"The time has come," the Walrus said,
"To talk of many things:
Of shoes - and ships - and sealing-wax -
Of cabbages - and kings -
And why the sea is boiling hot -
And whether pigs have wings."
-- Lewis Caroll, Through the Looking-Glass
First, a disclaimer: I hold no brief for TAM, or for any company or industry body. Also, I have no knowledge of the alleged corruption in the TAM system, and neither am competent to comment on it, nor wish to.
The rumblings began, or at least became audible, in 2005, when MRUC called meetings of advertisers, broadcasters and agencies in Mumbai and Delhi, and initiated discussion on the shortcomings of TAM. But these were only crib sessions: they proposed no action plan. Much heat was generated; rhetoric indulged in; tea and samosas consumed; and everyone went back to business as usual, crunching TAM data to do media plans and deals.
I said it then and I say it now: if the industry is a victim, it is a complicit victim.
That TAM is inadequate for the current context and marketplace is perhaps inarguable. But broadcasters and agencies have been using data that they say is inadequate and inaccurate at best, and manipulated at worst, to further their business: to direct the spending of clients' money. That is over Rs 60,000 crore of TV ad expenditure in the seven years since 2005, when MRUC initiated the discussion (basis: PwC estimates). That this is the only data available is no argument: that's like saying, "I know I'm lying: but I don't know the truth, so let's go with the lie." So who is the victim? The advertiser, I should think.
The biggest point of contention has always been the sample size, and everyone has their own prescription. I am no market researcher or statistician, so I cannot comment on what the sample size should be, but it is clear that currently it is inadequate for the large and complex market that India is.
TAM as we know it was the result of the merger of two systems: TAM and INTAM. They were created at a time when the media world was simpler. The big advertisers were FMCG marketers; most brands addressed females in the age group of 15-44 years; and most programming was entertainment. In that simple world, TAM as a broad measure was perhaps adequate. As channels and genres of content proliferated, audiences got fragmented and newer categories began to be advertised, addressed to other, more sharply defined audiences. The need for finer measurement grew but the system remained the same, buffered now and then by some increase in sample.
And what did the users do? Sliced and diced the data at will, ignoring the fact that they were dealing in dangerously small samples.

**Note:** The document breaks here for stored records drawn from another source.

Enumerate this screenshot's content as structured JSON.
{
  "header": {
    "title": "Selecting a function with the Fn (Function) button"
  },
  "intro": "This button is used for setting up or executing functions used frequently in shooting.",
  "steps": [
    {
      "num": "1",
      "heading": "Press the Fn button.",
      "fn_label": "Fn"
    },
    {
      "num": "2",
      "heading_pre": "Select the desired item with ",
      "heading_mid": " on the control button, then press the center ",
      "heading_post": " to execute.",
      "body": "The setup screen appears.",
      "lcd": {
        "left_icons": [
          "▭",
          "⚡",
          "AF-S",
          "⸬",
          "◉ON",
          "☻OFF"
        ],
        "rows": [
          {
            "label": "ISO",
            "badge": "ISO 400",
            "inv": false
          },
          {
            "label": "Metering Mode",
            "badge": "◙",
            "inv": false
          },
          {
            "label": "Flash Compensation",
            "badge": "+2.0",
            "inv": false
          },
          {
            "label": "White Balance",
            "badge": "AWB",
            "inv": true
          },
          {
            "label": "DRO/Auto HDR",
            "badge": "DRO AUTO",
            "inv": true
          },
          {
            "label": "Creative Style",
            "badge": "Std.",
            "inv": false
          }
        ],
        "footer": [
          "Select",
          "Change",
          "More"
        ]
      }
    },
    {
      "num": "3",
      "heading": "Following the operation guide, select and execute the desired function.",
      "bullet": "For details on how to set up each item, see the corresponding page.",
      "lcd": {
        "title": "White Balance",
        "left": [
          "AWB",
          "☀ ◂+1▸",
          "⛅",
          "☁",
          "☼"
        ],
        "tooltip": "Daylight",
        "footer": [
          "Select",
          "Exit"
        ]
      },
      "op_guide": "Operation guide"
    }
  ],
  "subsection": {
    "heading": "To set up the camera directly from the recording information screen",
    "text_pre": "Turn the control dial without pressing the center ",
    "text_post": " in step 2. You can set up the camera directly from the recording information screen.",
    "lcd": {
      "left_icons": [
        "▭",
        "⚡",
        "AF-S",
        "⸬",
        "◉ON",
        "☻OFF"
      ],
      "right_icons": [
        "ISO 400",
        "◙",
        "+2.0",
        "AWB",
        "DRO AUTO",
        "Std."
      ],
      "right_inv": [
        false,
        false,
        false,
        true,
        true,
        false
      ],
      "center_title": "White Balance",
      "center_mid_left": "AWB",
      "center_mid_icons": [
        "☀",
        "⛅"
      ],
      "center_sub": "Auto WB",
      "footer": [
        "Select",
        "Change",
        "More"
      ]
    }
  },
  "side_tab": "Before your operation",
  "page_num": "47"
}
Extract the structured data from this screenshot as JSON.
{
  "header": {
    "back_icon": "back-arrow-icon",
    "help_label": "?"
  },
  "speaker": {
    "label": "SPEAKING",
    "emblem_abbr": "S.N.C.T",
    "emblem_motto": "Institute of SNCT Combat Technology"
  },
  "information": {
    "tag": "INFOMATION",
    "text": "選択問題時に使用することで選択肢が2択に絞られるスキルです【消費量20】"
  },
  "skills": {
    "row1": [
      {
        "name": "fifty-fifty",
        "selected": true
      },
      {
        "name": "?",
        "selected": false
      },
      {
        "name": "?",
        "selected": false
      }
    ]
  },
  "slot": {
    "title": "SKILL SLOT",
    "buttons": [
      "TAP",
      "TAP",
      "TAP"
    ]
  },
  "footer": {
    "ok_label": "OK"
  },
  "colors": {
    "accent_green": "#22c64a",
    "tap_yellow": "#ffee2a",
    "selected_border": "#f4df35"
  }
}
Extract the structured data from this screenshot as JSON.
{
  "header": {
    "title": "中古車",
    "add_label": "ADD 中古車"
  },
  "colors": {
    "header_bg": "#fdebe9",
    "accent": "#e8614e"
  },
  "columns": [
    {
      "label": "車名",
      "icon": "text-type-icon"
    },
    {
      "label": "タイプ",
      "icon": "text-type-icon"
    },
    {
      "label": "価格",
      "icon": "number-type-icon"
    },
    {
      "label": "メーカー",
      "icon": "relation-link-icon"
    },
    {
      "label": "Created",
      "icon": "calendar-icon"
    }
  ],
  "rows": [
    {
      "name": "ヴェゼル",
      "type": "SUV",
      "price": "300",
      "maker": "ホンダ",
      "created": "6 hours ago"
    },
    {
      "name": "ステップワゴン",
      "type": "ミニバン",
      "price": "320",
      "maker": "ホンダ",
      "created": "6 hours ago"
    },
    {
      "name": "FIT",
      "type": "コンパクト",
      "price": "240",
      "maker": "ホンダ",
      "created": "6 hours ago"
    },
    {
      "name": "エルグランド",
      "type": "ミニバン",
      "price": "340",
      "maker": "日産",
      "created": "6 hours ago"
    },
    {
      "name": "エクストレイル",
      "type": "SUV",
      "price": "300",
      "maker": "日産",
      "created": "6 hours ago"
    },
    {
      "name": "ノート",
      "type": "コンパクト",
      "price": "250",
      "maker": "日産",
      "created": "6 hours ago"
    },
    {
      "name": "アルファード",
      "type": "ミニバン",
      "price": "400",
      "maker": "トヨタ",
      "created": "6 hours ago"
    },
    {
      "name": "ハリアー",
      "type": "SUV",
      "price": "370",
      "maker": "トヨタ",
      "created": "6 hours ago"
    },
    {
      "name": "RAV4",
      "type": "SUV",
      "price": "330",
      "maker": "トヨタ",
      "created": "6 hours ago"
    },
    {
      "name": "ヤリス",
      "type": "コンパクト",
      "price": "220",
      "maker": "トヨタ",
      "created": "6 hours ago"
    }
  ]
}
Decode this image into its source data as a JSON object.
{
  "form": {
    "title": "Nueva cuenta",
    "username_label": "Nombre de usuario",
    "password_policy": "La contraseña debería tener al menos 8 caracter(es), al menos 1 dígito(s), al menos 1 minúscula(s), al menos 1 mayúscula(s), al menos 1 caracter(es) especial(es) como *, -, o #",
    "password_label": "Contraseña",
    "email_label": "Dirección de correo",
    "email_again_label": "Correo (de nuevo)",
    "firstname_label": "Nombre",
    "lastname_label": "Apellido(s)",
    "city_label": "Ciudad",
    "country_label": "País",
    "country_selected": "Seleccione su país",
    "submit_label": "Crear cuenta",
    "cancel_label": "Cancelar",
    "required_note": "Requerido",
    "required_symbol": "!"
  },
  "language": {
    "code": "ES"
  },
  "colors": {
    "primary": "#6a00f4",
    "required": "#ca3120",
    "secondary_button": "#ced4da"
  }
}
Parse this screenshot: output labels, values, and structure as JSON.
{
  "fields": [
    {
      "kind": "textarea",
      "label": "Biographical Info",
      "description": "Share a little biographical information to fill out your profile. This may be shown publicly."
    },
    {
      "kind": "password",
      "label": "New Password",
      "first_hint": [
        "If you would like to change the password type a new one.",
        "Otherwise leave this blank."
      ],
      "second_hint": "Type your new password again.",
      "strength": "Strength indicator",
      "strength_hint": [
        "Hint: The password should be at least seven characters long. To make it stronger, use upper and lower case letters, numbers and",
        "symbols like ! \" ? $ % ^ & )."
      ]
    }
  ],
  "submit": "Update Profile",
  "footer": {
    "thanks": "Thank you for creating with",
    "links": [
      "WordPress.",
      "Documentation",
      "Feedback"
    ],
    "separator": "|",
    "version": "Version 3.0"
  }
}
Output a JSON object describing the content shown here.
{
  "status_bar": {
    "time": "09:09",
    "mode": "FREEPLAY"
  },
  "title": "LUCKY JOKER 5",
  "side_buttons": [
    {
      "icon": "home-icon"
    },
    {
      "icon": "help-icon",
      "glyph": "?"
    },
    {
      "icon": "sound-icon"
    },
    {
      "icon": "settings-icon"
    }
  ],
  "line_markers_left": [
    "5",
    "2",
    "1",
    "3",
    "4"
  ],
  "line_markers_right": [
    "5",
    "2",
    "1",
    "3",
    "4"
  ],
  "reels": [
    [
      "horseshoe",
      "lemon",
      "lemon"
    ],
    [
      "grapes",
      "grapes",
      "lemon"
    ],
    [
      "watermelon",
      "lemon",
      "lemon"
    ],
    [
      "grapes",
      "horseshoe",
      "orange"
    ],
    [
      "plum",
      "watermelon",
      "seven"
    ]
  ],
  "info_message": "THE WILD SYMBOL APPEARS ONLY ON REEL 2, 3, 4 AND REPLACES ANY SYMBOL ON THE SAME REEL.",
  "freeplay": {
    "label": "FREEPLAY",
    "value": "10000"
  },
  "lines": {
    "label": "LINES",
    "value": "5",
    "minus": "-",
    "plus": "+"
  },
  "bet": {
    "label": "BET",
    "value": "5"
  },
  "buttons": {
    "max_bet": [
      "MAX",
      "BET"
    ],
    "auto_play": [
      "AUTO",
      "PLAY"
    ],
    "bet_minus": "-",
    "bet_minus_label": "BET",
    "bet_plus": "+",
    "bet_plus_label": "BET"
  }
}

Broadcasters use TAM data not only to negotiate and sell specific deals to advertisers and agencies, but to advertise themselves, too. Every news channel runs ads claiming to be No.1, on some day and time of its choosing. And they do worse than split hairs. Consider the fact that English news has, on an average, 0.1 per cent share of total TV viewership. If a channel with 23 per cent share claims to be the leader because it has a two percentage point lead over the next one, that's a difference of 2 per cent of 0.1 per cent of TV viewership - based on a notoriously inadequate sample.
Is English news viewership really so tiny? Perhaps it isn't. Perhaps this is a reflection of the inadequacy of TAM. But you can't use the data to show off your prowess on the one hand, and question its veracity on the other.
There have often been discussions, formal and informal, with TAM and among user bodies, on the need to increase the sample. The problem is no one wants to pay more than they already are, though they want more than they are getting.
About a year ago, the NBA demanded that TAM release news viewership data monthly instead of weekly. They somehow positioned this as being in the public interest, and mustered government support for it. Thankfully, the idea sank - under the weight of its own sheer ludicrousness, perhaps.
In March 2012 at FICCI Frames was announced, amid much applause, the formation of the Broadcast Audience Research Council (BARC). An industry initiative to develop a robust, user-driven audience measurement system, BARC brings together the industry bodies of the three key stakeholders: broadcasters (IBF), advertisers (ISA) and advertising agencies (AAAI). Part of the announcement at Frames was the much-lauded bringing aboard of the AAAI, by the other two.
At last, a welcome step in the right direction? Yes, except that the three bodies first met about six years ago, and in time formed BARC as an equal three-way partnership. Nothing seems to have happened after that except that two years ago, AAAI was thrown out, for reasons that remain unclear. And nothing seems to have happened since, except the announcement at Frames and subsequently, IBF accusing its 'partners' of delaying the process.
So it appears, sadly, that the industry bodies of the three stakeholders cannot together find a solution to their single biggest collective problem. Finding fault is not enough. Either manage the current system or change it - now.
(The author is a strategic marketing and media adviser).